The text above is the answer given in the book, and below is a method of finding the answer.
If we call the distance to the castle, D and using the fact that Time = Distance ÷ Speed, we have:
Travelling at 15 mph:
Time1 = D ÷ 15 (an hour too soon)
Travelling at 10 mph:
Time2 = D ÷ 10 (an hour too late)
The time gap between these two times is 2 hours, therefore
Time2 - Time1 = 2
D ÷ 10 - D ÷ 15 = 2
Multiply throughout by 30:
3D - 2D = 60
D = 60 miles.
Which of the six black shapes is identical to the red one?
There may be more than one that is exactly the same.
The second group of trainee astronauts are all sitting around the table, waiting to start their first day of training.
From the clues given below, can work out where everyone sits?
Note: Seat 1 is next to Seat 2 and Seat 8, etc. Seat 5 is across from Seat 1, and Seat 7 is across from Seat 3, etc. Seat 2 is a higher seat number that Seat 1, etc.
1. Harvey has a higher seat number than Jennie.
2. Peter is across from Harvey.
3. Neither Joyce nor Lia is in seat 8.

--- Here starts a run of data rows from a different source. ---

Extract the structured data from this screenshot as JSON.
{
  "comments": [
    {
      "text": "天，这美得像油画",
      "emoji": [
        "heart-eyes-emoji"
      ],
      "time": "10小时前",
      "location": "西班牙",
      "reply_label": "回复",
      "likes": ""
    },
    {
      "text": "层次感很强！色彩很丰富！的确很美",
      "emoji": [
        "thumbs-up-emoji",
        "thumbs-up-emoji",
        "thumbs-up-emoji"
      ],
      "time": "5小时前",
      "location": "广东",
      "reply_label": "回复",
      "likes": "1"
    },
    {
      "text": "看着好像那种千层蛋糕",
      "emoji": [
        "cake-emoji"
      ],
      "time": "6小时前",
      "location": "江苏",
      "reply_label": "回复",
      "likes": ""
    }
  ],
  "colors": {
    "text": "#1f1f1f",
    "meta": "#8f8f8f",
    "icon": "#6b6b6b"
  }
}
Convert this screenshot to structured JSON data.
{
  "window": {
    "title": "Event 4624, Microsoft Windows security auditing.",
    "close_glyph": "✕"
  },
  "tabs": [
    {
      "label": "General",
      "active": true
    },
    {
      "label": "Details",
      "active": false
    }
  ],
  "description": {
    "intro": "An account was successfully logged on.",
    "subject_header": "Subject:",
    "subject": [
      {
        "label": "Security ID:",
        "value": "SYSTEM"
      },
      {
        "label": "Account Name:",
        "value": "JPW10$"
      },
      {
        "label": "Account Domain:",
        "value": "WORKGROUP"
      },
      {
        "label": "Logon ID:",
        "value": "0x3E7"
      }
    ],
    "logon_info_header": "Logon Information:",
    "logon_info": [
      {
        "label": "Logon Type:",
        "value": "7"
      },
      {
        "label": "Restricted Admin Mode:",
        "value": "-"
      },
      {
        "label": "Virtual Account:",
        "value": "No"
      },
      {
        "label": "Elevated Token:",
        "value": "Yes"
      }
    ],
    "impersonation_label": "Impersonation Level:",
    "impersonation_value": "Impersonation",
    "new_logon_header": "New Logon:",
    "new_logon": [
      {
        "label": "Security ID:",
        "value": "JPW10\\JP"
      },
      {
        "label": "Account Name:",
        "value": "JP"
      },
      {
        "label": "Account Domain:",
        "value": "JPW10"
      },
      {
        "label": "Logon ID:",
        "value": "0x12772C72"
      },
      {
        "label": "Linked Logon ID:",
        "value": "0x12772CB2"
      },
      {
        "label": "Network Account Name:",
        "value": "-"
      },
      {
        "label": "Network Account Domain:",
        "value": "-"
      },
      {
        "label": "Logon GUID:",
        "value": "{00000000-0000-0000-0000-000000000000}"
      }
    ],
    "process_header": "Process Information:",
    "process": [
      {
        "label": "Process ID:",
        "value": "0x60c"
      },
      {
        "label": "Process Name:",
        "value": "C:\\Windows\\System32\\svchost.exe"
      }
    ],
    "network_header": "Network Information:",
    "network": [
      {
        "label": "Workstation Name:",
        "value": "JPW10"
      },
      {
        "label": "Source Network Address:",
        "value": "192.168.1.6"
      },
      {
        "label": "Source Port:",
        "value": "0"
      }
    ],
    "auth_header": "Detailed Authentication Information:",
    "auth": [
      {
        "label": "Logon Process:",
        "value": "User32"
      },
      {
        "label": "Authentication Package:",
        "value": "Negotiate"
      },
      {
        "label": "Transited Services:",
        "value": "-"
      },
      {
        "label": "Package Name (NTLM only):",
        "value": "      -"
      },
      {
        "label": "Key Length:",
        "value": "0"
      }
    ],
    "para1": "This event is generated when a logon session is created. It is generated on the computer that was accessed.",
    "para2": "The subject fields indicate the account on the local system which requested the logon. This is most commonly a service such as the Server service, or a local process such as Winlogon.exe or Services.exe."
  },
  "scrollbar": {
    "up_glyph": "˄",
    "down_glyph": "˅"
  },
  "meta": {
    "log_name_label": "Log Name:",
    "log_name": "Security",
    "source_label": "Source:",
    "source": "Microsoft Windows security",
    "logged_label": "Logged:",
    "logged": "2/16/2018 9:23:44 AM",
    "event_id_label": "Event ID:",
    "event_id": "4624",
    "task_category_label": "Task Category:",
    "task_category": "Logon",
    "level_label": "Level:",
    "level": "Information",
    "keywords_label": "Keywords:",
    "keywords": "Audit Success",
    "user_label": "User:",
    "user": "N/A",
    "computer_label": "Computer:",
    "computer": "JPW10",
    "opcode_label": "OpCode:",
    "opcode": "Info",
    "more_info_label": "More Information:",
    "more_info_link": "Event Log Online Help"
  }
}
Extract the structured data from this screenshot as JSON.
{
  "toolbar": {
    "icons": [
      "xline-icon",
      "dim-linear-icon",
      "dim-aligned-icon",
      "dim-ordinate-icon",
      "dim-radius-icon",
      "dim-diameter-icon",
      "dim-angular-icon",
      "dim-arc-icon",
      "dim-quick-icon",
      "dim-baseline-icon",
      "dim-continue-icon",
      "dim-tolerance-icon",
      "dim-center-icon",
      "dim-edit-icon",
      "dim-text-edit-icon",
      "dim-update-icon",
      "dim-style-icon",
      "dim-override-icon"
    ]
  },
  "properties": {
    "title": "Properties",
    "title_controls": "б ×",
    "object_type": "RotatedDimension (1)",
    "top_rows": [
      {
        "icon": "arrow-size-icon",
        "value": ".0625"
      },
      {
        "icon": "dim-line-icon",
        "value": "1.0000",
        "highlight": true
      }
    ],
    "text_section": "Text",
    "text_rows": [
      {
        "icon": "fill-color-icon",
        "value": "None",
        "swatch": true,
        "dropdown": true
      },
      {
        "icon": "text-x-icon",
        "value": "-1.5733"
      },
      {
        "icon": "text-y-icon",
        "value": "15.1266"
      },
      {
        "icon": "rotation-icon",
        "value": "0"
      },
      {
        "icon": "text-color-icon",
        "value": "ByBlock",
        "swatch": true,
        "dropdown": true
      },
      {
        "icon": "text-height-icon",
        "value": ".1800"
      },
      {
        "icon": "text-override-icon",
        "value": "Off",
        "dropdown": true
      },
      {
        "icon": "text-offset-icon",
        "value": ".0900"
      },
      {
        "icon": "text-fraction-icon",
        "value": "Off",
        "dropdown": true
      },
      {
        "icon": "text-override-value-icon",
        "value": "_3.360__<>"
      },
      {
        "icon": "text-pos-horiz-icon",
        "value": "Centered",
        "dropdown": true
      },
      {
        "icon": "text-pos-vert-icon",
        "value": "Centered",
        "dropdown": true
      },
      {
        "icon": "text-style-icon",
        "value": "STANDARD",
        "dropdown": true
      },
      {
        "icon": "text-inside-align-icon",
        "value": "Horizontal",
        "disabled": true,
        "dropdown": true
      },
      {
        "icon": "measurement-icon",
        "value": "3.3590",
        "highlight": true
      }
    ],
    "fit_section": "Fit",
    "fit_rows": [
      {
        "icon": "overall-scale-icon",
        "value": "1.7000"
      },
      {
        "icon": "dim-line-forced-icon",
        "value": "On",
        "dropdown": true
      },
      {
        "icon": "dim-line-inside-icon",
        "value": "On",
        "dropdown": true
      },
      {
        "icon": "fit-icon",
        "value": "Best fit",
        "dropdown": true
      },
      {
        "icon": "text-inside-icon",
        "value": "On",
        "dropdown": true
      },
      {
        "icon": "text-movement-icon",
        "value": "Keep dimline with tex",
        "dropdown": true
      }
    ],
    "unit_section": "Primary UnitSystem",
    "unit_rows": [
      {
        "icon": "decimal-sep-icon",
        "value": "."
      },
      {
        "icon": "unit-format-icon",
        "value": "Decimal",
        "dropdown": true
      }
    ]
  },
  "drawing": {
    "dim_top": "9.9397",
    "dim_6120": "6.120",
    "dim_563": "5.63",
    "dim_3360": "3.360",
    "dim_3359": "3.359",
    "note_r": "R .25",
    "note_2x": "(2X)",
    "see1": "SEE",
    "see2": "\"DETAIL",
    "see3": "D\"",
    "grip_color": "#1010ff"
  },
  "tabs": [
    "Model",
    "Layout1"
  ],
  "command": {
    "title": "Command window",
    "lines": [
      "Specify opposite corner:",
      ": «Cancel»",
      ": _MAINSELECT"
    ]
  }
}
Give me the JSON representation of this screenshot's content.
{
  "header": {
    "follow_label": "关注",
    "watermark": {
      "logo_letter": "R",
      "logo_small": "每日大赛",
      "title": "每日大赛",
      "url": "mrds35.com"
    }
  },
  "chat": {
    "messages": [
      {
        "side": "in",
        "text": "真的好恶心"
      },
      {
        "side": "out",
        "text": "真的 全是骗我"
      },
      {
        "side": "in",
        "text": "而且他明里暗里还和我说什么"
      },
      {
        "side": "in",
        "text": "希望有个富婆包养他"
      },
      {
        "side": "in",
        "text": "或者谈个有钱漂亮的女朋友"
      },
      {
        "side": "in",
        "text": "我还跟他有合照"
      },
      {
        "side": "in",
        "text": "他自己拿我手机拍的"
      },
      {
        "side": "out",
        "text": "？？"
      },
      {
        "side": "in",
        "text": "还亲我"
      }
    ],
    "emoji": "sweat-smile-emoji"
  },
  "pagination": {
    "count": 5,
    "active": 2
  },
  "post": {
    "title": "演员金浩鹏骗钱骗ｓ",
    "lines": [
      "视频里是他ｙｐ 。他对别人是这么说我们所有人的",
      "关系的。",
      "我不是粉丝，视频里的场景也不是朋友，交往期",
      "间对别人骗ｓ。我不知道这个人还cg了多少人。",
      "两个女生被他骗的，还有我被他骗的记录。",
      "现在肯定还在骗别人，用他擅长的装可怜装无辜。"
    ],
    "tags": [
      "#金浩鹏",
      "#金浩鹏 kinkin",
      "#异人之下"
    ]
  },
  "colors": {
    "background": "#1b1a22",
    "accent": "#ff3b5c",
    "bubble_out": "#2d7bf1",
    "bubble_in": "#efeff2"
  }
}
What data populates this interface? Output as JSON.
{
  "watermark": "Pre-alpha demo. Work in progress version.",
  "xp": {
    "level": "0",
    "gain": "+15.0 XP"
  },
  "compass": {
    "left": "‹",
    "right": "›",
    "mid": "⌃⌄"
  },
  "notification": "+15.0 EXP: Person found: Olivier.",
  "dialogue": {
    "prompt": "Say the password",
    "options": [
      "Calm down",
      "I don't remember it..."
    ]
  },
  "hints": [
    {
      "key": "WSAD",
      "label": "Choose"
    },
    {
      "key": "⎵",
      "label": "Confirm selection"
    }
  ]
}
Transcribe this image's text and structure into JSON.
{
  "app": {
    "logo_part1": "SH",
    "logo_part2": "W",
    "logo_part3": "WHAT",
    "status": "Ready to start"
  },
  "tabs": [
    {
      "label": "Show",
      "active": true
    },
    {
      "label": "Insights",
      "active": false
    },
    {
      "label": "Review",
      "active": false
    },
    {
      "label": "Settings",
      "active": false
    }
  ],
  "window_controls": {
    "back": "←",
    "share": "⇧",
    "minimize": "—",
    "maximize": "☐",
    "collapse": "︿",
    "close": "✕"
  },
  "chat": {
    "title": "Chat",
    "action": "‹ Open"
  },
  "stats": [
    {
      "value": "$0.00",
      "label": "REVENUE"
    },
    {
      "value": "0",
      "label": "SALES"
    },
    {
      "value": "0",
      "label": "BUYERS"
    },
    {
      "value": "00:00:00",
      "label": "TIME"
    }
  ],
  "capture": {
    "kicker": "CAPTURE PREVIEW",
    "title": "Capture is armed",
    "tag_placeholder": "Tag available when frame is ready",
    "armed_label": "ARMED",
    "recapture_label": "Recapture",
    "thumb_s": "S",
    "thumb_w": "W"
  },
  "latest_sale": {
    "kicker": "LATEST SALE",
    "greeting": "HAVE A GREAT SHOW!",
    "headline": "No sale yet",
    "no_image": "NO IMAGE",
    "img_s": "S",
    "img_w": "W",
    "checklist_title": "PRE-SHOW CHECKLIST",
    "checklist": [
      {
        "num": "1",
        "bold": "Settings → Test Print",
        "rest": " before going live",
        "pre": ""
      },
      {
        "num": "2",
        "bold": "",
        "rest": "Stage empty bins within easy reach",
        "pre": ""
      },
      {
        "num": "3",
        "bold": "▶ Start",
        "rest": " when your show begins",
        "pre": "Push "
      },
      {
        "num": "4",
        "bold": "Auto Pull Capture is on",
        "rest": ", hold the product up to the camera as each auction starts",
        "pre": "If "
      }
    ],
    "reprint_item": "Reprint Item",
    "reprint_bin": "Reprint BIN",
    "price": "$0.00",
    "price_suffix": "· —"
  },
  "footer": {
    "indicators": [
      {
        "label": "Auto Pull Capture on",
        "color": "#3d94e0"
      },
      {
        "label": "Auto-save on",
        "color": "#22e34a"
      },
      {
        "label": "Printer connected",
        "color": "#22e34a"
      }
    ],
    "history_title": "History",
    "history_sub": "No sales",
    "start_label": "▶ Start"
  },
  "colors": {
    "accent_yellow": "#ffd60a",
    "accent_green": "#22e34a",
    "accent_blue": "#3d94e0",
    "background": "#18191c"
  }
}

4. Rick is across from Kenny, and Rick is also next to Joyce.
5. Lia is next to Kenny.
6. Jennie is at Seat 4 and next to Harvey.
7. Peter is next to Lia.
8. Mark has the remaining seat.
Seat 1 Peter
Seat 2 Lia
Seat 3 Kenny
Seat 4 Jennie
Seat 5 Harvey
Seat 6 Joyce
Seat 7 Rick
Seat 8 Mark
Jennie is in Seat 4 and next to Harvey (Clue 6), so Harvey is in Seat 3 or Seat 5.
Harvey has a higher seat number than Jennie (Clue 1), so Harvey is in Seat 5.
Peter is across from Harvey (Clue 2), so is in Seat 1.
Peter is next to Lia (Clue 7), so Lia is in Seat 8 or Seat 2. But Lia is not in Seat 8 (Clue 3), therefore Lia is in Seat 2.
Lia is next to Kenny (Clue 5), therefore Kenny must be in Seat 3.
Rick is across from Kenny (Clue 4), so must be in Seat 7.
Joyce is next to Rick (Clue 4), but not in Seat 8 (Clue 3), so Joyce must be in Seat 6.
The last remaining seat (Seat 8) is occupied by Mark (Clue 8).